|Introduction | Nikon D5000 vs Nikon D5100: An improved sensor | Nikon D5100 vs Nikon D7000: same sensor, same results | Nikon D5100 vs Canon EOS 600D, the dxomark comparison | Conclusion|
The Nikon D5100 replaces the D5000 in Nikon’s lineup; it finds its place right below the Nikon D7000, according to Nikon’s marketing the D90 is still positioned between the D5100 and the D7000, however the spec sheet and the performances of the D5100 make this hard to believe.
This is because the D5100 shares the same Sony 16 megapixels sensor as the D7000. The major difference between the two bodies being the AF: 11 points with 3D tracking for the D5100 (presumably the “old” MultiCam 1000 already used on the D90) versus the 39 points with 3D tracking now used on the D7000.
On a side note: according to Nikon’s marketing the D90 is still positioned between the D5100 and the D7000.
The Sony 16 Mpx sensor has always shown an impressive performance in its use, regardless of the brand of the body it may be in: the Pentax K5, the Nikon D7000 and the Sony Alpha 580 all have superb metrics in common, especially the in the Dynamic Range.
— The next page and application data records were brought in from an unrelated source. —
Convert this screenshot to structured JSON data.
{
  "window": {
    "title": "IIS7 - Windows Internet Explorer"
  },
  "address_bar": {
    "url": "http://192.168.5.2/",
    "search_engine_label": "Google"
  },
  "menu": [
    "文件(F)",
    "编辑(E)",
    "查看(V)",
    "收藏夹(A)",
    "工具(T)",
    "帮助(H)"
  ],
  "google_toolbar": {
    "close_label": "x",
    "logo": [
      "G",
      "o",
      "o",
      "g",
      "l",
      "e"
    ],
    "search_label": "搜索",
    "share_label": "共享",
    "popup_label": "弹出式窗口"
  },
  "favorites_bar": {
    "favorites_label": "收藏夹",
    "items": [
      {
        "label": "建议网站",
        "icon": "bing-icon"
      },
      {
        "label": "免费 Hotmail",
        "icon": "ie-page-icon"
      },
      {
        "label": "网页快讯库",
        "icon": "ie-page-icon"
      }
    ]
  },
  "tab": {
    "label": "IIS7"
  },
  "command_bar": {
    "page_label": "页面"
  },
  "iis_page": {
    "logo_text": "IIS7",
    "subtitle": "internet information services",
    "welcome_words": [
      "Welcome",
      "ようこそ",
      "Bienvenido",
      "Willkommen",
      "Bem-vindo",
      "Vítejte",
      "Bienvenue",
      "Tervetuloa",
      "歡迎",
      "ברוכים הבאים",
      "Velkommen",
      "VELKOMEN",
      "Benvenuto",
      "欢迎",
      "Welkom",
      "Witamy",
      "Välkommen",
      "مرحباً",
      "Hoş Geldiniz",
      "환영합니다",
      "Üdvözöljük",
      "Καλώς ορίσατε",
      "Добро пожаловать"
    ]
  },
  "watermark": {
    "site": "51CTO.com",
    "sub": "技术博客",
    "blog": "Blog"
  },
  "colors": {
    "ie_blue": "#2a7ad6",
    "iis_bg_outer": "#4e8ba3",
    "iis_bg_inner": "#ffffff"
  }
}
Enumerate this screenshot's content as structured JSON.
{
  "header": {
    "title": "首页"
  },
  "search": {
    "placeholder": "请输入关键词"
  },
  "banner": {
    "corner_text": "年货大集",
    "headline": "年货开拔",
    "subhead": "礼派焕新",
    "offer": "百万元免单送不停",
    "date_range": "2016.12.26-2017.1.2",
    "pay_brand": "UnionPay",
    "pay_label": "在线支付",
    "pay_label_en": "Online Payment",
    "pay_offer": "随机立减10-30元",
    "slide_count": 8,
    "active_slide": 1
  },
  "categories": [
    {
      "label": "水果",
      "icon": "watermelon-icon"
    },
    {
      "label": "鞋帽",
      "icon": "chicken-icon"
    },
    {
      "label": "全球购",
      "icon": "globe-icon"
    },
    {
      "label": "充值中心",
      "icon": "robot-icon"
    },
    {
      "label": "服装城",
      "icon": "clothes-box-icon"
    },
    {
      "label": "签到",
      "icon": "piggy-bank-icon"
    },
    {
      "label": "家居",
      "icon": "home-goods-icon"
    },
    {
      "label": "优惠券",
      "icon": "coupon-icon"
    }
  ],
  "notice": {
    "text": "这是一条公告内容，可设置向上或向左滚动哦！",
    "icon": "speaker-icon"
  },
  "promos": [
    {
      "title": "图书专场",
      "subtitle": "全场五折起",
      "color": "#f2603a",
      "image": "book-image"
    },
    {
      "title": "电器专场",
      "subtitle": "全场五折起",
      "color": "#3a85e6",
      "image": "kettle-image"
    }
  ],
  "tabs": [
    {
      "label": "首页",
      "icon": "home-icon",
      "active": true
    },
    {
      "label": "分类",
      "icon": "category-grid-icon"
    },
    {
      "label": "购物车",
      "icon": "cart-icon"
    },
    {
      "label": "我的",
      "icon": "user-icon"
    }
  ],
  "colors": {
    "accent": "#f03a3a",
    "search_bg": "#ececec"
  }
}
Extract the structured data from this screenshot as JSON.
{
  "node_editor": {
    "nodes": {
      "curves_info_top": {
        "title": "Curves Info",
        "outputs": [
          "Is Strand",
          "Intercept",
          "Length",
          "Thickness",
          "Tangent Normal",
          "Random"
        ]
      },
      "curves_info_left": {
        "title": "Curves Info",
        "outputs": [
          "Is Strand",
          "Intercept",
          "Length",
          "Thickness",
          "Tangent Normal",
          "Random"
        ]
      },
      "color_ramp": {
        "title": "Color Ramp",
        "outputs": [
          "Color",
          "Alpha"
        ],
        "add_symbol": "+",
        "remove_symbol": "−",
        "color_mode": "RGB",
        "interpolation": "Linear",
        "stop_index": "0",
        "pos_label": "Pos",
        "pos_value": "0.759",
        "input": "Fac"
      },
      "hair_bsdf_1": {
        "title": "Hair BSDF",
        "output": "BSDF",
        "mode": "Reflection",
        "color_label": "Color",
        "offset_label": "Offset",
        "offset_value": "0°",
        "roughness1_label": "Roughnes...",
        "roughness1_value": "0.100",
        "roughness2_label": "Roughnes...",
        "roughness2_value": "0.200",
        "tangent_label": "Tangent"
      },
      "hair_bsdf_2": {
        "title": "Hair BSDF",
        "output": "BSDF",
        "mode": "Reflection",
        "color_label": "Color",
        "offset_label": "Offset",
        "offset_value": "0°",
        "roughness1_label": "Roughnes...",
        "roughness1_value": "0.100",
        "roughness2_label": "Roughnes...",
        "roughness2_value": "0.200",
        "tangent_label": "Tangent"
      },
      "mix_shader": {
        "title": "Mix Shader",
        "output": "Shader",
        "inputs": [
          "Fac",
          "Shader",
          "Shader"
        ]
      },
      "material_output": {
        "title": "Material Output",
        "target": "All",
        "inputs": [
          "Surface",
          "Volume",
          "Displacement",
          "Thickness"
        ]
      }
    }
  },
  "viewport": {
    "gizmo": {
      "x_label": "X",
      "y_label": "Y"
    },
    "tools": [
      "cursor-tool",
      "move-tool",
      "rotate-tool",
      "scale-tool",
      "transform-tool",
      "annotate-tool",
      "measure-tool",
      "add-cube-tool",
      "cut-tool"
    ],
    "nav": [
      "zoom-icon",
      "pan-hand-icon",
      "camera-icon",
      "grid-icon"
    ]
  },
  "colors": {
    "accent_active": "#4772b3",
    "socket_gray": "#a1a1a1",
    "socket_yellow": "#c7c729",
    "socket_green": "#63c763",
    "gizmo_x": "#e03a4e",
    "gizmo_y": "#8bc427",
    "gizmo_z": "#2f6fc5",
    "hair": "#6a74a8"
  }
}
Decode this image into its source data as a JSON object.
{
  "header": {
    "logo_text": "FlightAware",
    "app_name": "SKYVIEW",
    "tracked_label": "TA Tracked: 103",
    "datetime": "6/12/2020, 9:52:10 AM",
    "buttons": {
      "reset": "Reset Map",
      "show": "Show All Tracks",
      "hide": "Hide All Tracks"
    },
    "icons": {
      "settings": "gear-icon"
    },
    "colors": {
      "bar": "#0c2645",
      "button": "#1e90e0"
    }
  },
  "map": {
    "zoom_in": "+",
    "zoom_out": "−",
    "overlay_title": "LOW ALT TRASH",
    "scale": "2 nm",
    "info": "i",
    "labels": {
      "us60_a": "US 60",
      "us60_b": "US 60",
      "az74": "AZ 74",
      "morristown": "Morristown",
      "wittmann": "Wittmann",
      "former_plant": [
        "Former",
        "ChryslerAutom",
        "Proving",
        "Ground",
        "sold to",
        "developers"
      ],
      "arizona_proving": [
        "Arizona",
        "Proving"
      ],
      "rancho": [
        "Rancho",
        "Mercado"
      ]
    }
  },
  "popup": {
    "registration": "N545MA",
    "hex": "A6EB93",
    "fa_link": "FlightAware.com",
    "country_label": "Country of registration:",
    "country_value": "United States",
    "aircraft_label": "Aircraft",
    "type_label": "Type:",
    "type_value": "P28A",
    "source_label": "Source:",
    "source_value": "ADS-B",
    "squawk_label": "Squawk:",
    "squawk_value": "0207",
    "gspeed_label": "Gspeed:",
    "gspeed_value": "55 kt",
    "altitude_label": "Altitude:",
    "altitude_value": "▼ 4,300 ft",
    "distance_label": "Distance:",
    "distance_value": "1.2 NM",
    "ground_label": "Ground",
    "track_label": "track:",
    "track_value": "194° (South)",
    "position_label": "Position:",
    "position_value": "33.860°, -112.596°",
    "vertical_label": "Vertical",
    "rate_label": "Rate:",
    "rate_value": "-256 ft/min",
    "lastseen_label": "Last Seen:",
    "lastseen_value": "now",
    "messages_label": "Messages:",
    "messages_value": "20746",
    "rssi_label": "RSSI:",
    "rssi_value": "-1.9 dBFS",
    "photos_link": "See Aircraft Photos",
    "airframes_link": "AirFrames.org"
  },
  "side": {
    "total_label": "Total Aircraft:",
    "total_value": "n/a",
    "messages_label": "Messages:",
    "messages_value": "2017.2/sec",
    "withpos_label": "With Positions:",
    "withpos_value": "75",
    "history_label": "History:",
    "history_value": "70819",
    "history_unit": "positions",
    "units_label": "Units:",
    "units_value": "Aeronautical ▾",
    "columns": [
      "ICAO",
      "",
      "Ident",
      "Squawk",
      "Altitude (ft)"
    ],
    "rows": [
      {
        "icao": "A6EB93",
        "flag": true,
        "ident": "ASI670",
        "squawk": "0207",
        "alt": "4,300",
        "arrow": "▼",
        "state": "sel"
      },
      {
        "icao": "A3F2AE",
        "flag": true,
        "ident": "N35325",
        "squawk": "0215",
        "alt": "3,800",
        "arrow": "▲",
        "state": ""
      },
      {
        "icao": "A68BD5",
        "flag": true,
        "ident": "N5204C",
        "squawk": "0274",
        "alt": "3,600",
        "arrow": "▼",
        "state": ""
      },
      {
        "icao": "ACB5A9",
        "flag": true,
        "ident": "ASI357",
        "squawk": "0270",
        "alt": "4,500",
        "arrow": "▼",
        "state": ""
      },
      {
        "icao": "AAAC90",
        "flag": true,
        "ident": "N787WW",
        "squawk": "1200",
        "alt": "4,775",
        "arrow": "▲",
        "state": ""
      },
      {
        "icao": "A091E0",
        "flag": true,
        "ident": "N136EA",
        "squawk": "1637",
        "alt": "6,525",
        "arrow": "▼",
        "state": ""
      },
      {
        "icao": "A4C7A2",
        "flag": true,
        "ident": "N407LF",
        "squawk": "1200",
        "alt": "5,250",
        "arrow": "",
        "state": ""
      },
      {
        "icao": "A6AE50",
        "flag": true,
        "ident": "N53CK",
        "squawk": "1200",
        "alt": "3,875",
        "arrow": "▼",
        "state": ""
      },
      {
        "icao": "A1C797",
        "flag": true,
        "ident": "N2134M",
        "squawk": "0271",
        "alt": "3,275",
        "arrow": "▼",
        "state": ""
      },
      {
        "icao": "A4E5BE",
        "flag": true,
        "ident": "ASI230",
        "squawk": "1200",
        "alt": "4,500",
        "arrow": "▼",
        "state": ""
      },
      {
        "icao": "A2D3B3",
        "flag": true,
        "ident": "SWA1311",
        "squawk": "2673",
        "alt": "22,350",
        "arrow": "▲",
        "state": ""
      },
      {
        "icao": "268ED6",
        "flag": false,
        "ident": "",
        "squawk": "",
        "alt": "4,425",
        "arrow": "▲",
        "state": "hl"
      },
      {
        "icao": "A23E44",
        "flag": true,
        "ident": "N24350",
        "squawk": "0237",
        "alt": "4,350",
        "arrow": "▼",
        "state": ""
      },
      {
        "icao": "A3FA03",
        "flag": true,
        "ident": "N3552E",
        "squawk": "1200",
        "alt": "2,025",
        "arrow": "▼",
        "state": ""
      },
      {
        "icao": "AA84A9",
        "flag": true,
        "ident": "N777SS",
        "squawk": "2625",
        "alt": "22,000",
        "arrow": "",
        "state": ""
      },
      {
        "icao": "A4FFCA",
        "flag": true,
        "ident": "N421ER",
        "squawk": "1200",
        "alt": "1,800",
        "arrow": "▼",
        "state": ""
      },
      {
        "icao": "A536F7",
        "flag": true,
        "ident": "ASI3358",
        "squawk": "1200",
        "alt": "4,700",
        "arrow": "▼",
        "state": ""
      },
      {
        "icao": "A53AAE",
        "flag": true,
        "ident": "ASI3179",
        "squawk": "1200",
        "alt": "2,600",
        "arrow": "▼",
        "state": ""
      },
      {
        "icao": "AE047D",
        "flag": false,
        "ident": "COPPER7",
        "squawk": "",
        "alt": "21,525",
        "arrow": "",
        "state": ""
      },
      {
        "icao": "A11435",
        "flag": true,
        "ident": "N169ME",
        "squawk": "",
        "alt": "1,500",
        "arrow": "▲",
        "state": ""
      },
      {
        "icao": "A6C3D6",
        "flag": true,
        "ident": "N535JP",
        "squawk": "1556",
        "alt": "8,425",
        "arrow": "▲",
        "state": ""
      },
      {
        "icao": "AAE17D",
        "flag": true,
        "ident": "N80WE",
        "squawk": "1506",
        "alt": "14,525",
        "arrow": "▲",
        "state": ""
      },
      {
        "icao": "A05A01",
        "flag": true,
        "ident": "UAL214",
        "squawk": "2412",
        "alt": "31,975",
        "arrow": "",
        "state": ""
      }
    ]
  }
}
We do of course, expect the same from the D5100.
But before comparing those same generation cameras, we will measure the improvements from one generation to another.